The Punta Tombo penguin colony
The Punta Tombo penguin colony, near the city of Trelew, is home to the largest continental colony of Magellan penguins and receives more than one million specimens that reproduce every season.
The tourist town of Puerto Madryn, located on the Atlantic, is one of the starting points for visiting the Punta Tombo reserve and seeing the penguins. Created in 1979 by the government of Chubut (one of the Provinces of Argentina), the reserve allows you to see thousands of these seabirds in their natural habitat, less than a meter away.
The way to get to Punta Tombo is through excursions by land, which allow you to admire the Patagonian steppe and the fauna of the area. At the end of this path, the first penguin families begin to appear.
Each family lives in one meter deep caves, built by male penguins to attract females, who arrive at the coast a month later than their male peers. Penguins are experienced swimmers. In water they reach a speed of 24 km / h and can sink up to 80 m below sea level.
Depending on the time of year you visit the reserve, you can participate in various events: the arrival of the females and the reproductive cycle in September, the birth of the puppies in November, and a month later, the first forays at sea of the little ones.
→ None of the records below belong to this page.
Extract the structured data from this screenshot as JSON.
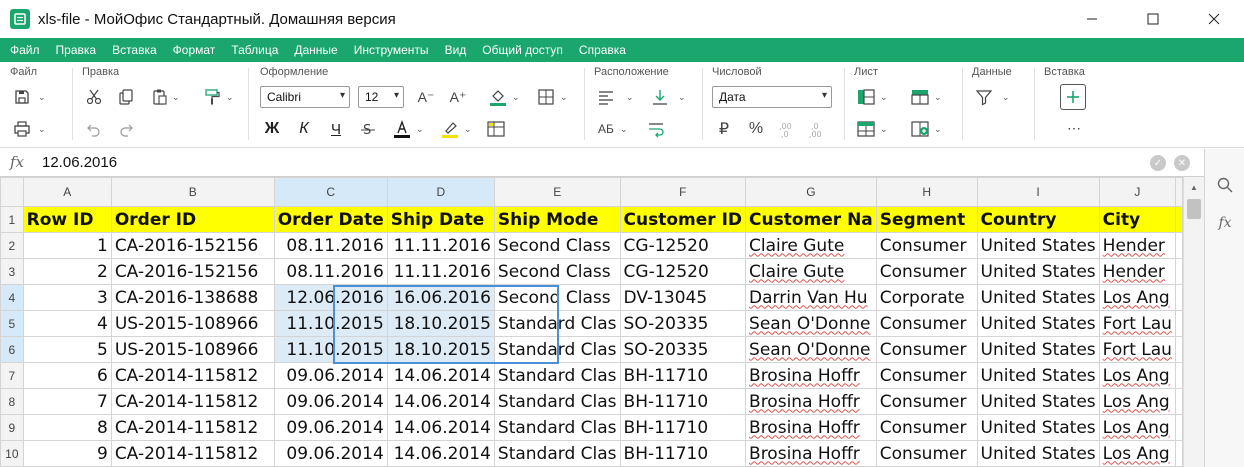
{
  "window": {
    "title": "xls-file - МойОфис Стандартный. Домашняя версия"
  },
  "menu": [
    "Файл",
    "Правка",
    "Вставка",
    "Формат",
    "Таблица",
    "Данные",
    "Инструменты",
    "Вид",
    "Общий доступ",
    "Справка"
  ],
  "ribbon": {
    "groups": {
      "file": "Файл",
      "edit": "Правка",
      "format": "Оформление",
      "layout": "Расположение",
      "number": "Числовой",
      "sheet": "Лист",
      "data": "Данные",
      "insert": "Вставка"
    },
    "font_name": "Calibri",
    "font_size": "12",
    "number_format": "Дата",
    "bold": "Ж",
    "italic": "К",
    "underline": "Ч",
    "currency": "₽",
    "percent": "%"
  },
  "formula_bar": {
    "fx": "fx",
    "content": "12.06.2016"
  },
  "colors": {
    "accent": "#1aa66d",
    "header_fill": "#ffff00",
    "selection": "#ddebf7"
  },
  "grid": {
    "columns": [
      "A",
      "B",
      "C",
      "D",
      "E",
      "F",
      "G",
      "H",
      "I",
      "J"
    ],
    "row_numbers": [
      "1",
      "2",
      "3",
      "4",
      "5",
      "6",
      "7",
      "8",
      "9",
      "10"
    ],
    "header": [
      "Row ID",
      "Order ID",
      "Order Date",
      "Ship Date",
      "Ship Mode",
      "Customer ID",
      "Customer Na",
      "Segment",
      "Country",
      "City"
    ],
    "rows": [
      [
        "1",
        "CA-2016-152156",
        "08.11.2016",
        "11.11.2016",
        "Second Class",
        "CG-12520",
        "Claire Gute",
        "Consumer",
        "United States",
        "Hender"
      ],
      [
        "2",
        "CA-2016-152156",
        "08.11.2016",
        "11.11.2016",
        "Second Class",
        "CG-12520",
        "Claire Gute",
        "Consumer",
        "United States",
        "Hender"
      ],
      [
        "3",
        "CA-2016-138688",
        "12.06.2016",
        "16.06.2016",
        "Second Class",
        "DV-13045",
        "Darrin Van Hu",
        "Corporate",
        "United States",
        "Los Ang"
      ],
      [
        "4",
        "US-2015-108966",
        "11.10.2015",
        "18.10.2015",
        "Standard Clas",
        "SO-20335",
        "Sean O'Donne",
        "Consumer",
        "United States",
        "Fort Lau"
      ],
      [
        "5",
        "US-2015-108966",
        "11.10.2015",
        "18.10.2015",
        "Standard Clas",
        "SO-20335",
        "Sean O'Donne",
        "Consumer",
        "United States",
        "Fort Lau"
      ],
      [
        "6",
        "CA-2014-115812",
        "09.06.2014",
        "14.06.2014",
        "Standard Clas",
        "BH-11710",
        "Brosina Hoffr",
        "Consumer",
        "United States",
        "Los Ang"
      ],
      [
        "7",
        "CA-2014-115812",
        "09.06.2014",
        "14.06.2014",
        "Standard Clas",
        "BH-11710",
        "Brosina Hoffr",
        "Consumer",
        "United States",
        "Los Ang"
      ],
      [
        "8",
        "CA-2014-115812",
        "09.06.2014",
        "14.06.2014",
        "Standard Clas",
        "BH-11710",
        "Brosina Hoffr",
        "Consumer",
        "United States",
        "Los Ang"
      ],
      [
        "9",
        "CA-2014-115812",
        "09.06.2014",
        "14.06.2014",
        "Standard Clas",
        "BH-11710",
        "Brosina Hoffr",
        "Consumer",
        "United States",
        "Los Ang"
      ]
    ]
  }
}
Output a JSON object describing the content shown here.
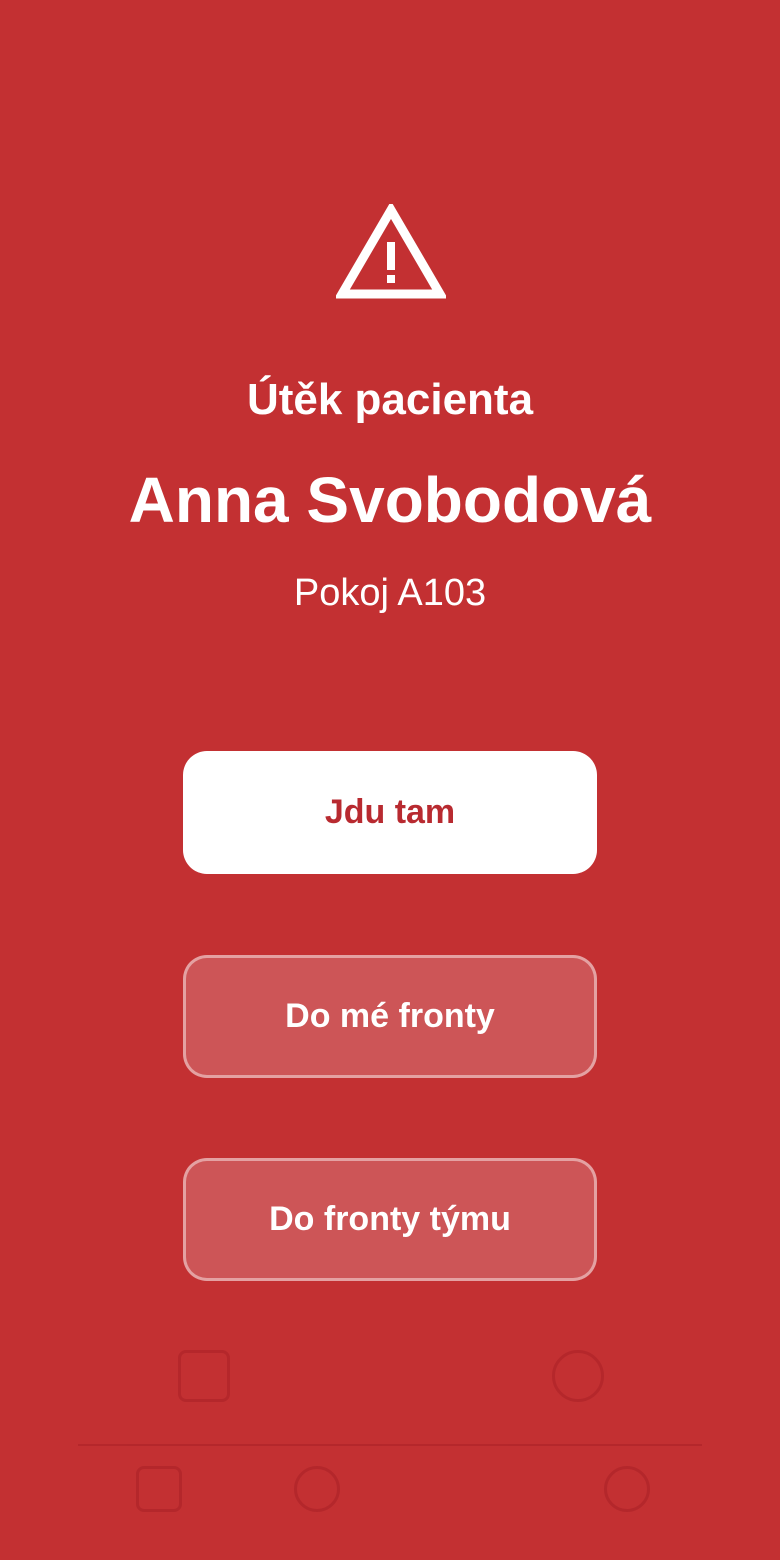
{
  "alert": {
    "icon": "warning-icon",
    "title": "Útěk pacienta",
    "patient_name": "Anna Svobodová",
    "room": "Pokoj A103"
  },
  "actions": {
    "go_label": "Jdu tam",
    "my_queue_label": "Do mé fronty",
    "team_queue_label": "Do fronty týmu"
  },
  "colors": {
    "background": "#c33032",
    "primary_button_bg": "#ffffff",
    "primary_button_text": "#b82a30"
  }
}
Magellanic penguins who meet in Punta Tombo from September to April to nest, mate, incubate eggs and feed their young, offer a unique show on the continent.
Punta Tombo is one of the most famous and popular places on the coast of Argentine Patagonia. It offers one of nature's most fascinating spectacles: the continental colony of Magellanic penguins.
In addition, Punta Tombo is a paradise for other seabirds who have chosen this place to nest: gray or southern gulls, dung, two species of cormorants, the real and the black neck, antarctic pigeons, and several species of giant terns and procellaries.
The Magellanic penguin can be found from Tierra del Fuego to Brazil (by the Atlantic Ocean) and Peru (by the Pacific Ocean) These distant destinations are reached after a migration to warm waters of more than 6000 kilometers.
Between August and September of each year the first males arrive to the area to rebuild the nest, usually in the same place they used the previous season, which can be outdoors or under a bush.
As of March, they leave the land and remain in the sea. A large part of the population, and particularly juveniles, migrate north, where they can reach Peru and Brazil.
At birth, the chicks do not weigh more than 150 grams. and they don't go to the sea until they reach 250 grs.
After the laying of the first egg the males go out to feed the sea and also worry about bringing more vegetation to the nest. The second pigeons are generally smaller and less likely to survive (30% survival), this is usually due to lack of food due to commercial fishing that makes it more difficult for parents to find food.